With regard to TI/040518/11a and 11b, it was felt that the reference to the number of calories consumed helped describe the passage of time (i.e. helped introduce the element of time).

How the arc of time would be described was questioned: where would the series begin, and where would it end?

An Excel spreadsheet is used for the development of images (in a similar way to a storyboard). It was explained that there will be 20 images in the series. Each image will consist of a still life of the food consumed by the participant at various stages of the illness, together with a corresponding piece of text extracted from the participant’s diary. Together the 20 images provide a complete narrative of the participant’s illness.

WM requested an A4 page write up of the image development process to be made available by the next tutorial (15 May) and subsequently included in the CRJ. The aim being to document the process of crafting the narrative and the considerations relating to bringing the elements of image and text together successfully.

Referring back to Sophie Calle’s Chromatic Diet, the use of a tight typology was identified. WM pointed out the value in limiting images (in a series) stylistically, with each image being shot in exactly the same way.

Experimenting with various camera angles was suggested, particular reference was made to taking shots from an overhead point of view.

The most recent test shots show subjects against a white background. WM indicated that this has qualities of ‘almost disappearing’ and ‘being clinical’ which suit the concept well.

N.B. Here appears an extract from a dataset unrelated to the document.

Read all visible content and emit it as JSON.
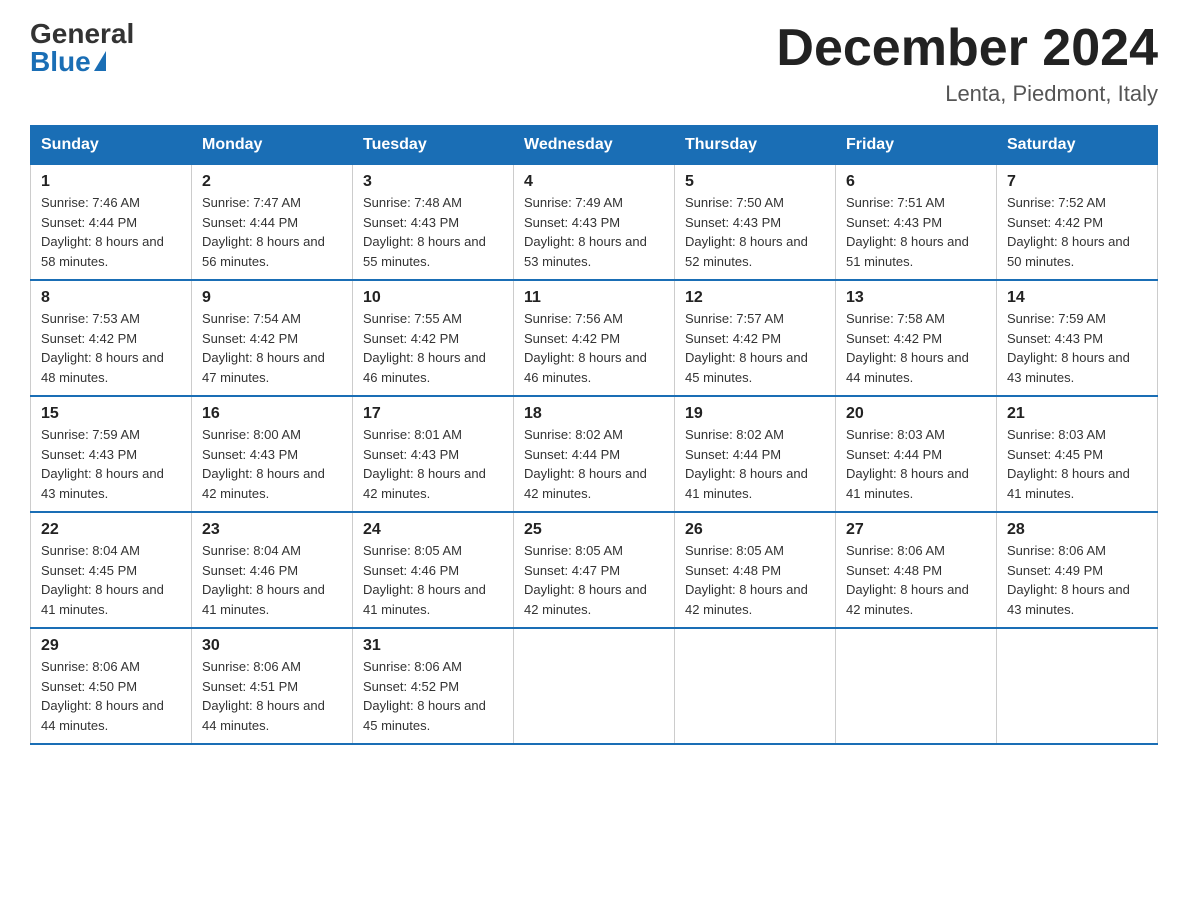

The mode of public outcome was discussed as being an online gallery via a dedicated website. Social media (Instagram and Facebook) would be used to drive traffic towards the project website. WM suggested approaching Anna-Maria Pfab with regard to taking over the Flexible Falmouth Instagram account.

The use of hashtags was discussed and it was confirmed that research into appropriate hashtags had been carried out on 04 and 05 May.

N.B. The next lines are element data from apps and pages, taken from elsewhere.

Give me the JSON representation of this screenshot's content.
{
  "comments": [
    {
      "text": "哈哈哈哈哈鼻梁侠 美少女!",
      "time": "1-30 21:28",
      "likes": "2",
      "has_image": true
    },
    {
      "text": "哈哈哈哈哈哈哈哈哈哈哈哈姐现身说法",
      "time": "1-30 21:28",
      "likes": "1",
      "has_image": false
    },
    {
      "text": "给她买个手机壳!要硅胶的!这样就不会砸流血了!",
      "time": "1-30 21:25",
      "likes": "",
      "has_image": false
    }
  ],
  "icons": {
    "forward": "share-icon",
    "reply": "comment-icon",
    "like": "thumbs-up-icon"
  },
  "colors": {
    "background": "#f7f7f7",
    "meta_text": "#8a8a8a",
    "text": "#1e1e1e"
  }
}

Investigating any methods used by Laia Abril to raise awareness of projects via social media channels was encouraged.

WM’s thoughts on test images TI/040518/11a and 11b were requested. It was consequently suggested that the concept is acceptable but ultimately any layout is dependent on how images will be used. It was noted that the format used to integrate image and text in 11a and 11b was the most popular in cohort peer reviews.

With regard to the CRJ, appropriate menu titles for the FMP was discussed. More specifically, the validity of a ‘Coursework’ menu title was questioned. WM agreed that this option was very appropriate for earlier modules where weekly tasks and activities were being journaled. The removal of a specific ‘Coursework’ menu title was suggested, with the ‘Project Development’ menu option being retitled as ‘Project Development (Coursework)’.

Moving forward …

It was agreed that a final decision on how to integrate images and text would be taken at a later date after further experiments (discussed earlier) have been completed.

 

Links

†1 Sophie Calle: https://crowincrowndotcom.wordpress.com/2011/02/23/the-chromatic-diet-sophie-calle/